Years ago there was a magazine test. That was inconclusive. with the calcium battery expected to last a bit longer, but the equivalent std battery had a little more capacity.
I have been using eurocarparts, but those hankook batteries may well be good value. And despite using a bigger battery in my spitfire, it is probably too big and doesn't cycle enough.
Not much help I am afraid.
I'm interested in this theory that too large a battery "doesn't cycle enough" and that this is somehow detrimental to the battery.
Quite early in the Carledo's life, I replaced the original, not very old, 038 battery with a boot mounted 075. The main reason for this was that the 038 seemed unable to crank the Vauxhall engine for any length of time, even when fully charged, half a dozen turns of the engine and cranking speed was noticeably slowing. there isn't and never has been a charging problem as the car is fitted with the Carltons 80 amp alternator and, besides startup, the car's demands on the battery are very small, I don't even have a HRW! I tried a different starter, on the basis that the one fitted might be drawing excessive current, to no avail. I also beefed up the earth leads, which helped only slightly and more in terms of initial cranking speed than duration of cranking available.
So I bit the bullet and did the conversion to a larger, boot mounted battery and the problem went away. Furthermore, the 075, which is a Varta, but wasn't new when I fitted it, is still there 5 years later and has never once failed to start the engine, despite frosts snow, 6 month layups before it was VED free and maintainance of the fuel system which requires considerable cranking to get fuel up to the rail again.
So my question is, is this a real thing or just a theory?
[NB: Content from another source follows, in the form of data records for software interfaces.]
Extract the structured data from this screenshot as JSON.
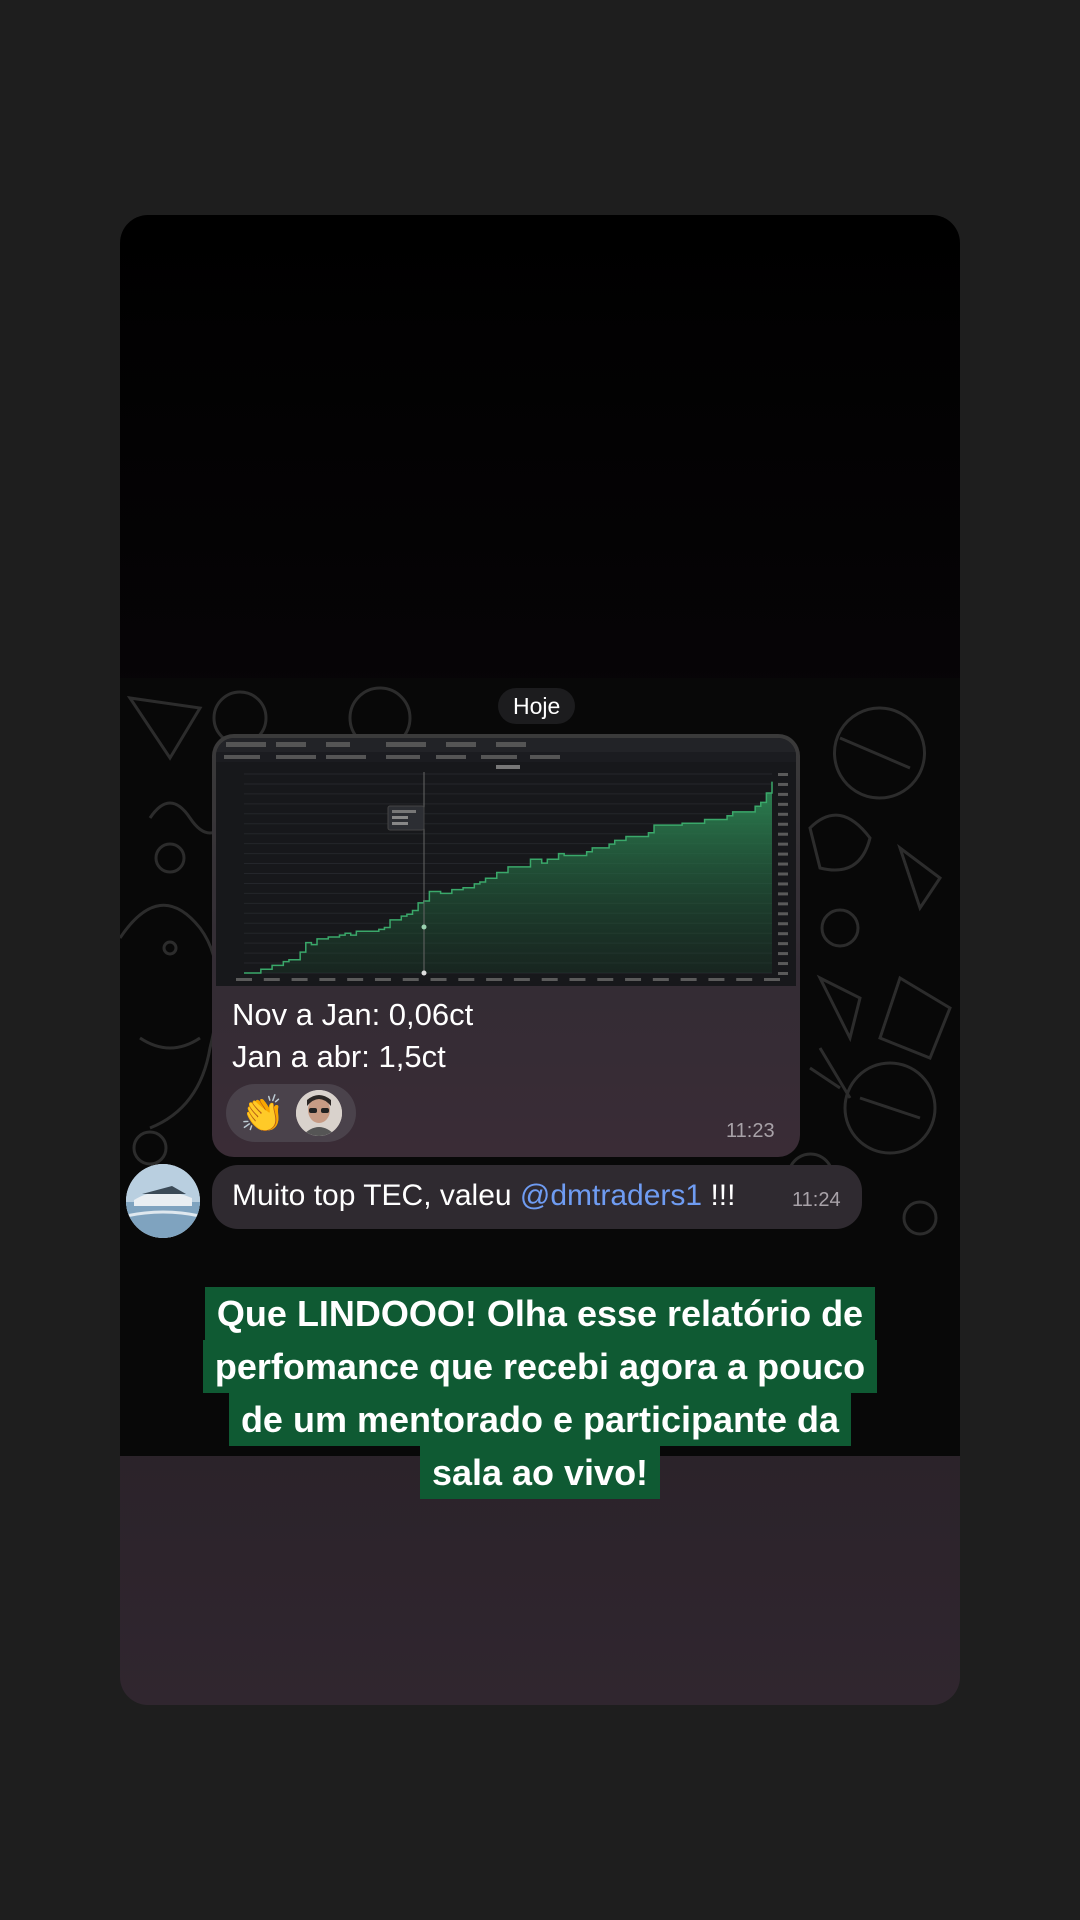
{
  "chat": {
    "date_label": "Hoje",
    "message_main": {
      "line1": "Nov a Jan: 0,06ct",
      "line2": "Jan a abr: 1,5ct",
      "time": "11:23",
      "reactions": [
        {
          "icon": "clapping-hands-icon",
          "glyph": "👏"
        },
        {
          "icon": "reactor-avatar"
        }
      ]
    },
    "message_reply": {
      "text": "Muito top TEC, valeu ",
      "mention": "@dmtraders1",
      "suffix": " !!!",
      "time": "11:24"
    }
  },
  "chart_data": {
    "type": "area",
    "color": "#2e8b57",
    "x": [
      0,
      5,
      10,
      15,
      20,
      25,
      30,
      35,
      40,
      45,
      50,
      55,
      60,
      65,
      70,
      75,
      80,
      85,
      90,
      95,
      100,
      105,
      110,
      115,
      120,
      125,
      130,
      135,
      140,
      145,
      150,
      155,
      160,
      165,
      170,
      175,
      180,
      185,
      190,
      195,
      200,
      205,
      210,
      215,
      220,
      225,
      230,
      235,
      240,
      245,
      250,
      255,
      260,
      265,
      270,
      275,
      280,
      285,
      290,
      295,
      300,
      305,
      310,
      315,
      320,
      325,
      330,
      335,
      340,
      345,
      350,
      355,
      360,
      365,
      370,
      375,
      380,
      385,
      390,
      395,
      400,
      405,
      410,
      415,
      420,
      425,
      430,
      435,
      440,
      445,
      450,
      455,
      460,
      465,
      470
    ],
    "values": [
      0,
      0,
      0,
      0.4,
      0.4,
      0.8,
      0.8,
      1.2,
      1.4,
      1.4,
      2.2,
      3.2,
      3.0,
      3.6,
      3.6,
      3.8,
      3.8,
      4.0,
      4.2,
      4.0,
      4.4,
      4.4,
      4.4,
      4.4,
      4.6,
      4.8,
      5.6,
      5.6,
      6.0,
      6.2,
      6.6,
      7.4,
      7.6,
      8.6,
      8.6,
      8.4,
      8.4,
      8.8,
      8.8,
      9.0,
      9.0,
      9.4,
      9.6,
      10.0,
      10.0,
      10.6,
      10.6,
      11.2,
      11.2,
      11.2,
      11.2,
      12.0,
      12.0,
      11.6,
      12.0,
      12.0,
      12.6,
      12.4,
      12.4,
      12.4,
      12.4,
      12.8,
      13.2,
      13.2,
      13.2,
      13.6,
      14.0,
      14.0,
      14.4,
      14.4,
      14.4,
      14.4,
      14.8,
      15.6,
      15.6,
      15.6,
      15.6,
      15.6,
      15.8,
      15.8,
      15.8,
      15.8,
      16.2,
      16.2,
      16.2,
      16.2,
      16.6,
      17.0,
      17.0,
      17.0,
      17.0,
      17.6,
      18.0,
      19.0,
      20.2
    ],
    "ylim": [
      0,
      21
    ]
  },
  "caption": {
    "lines": [
      "Que LINDOOO! Olha esse relatório de",
      "perfomance que recebi agora a pouco",
      "de um mentorado e participante da",
      "sala ao vivo!"
    ]
  }
}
I realize one mans experience on one car is not a statistical universe, but my own experience would seem to contradict it!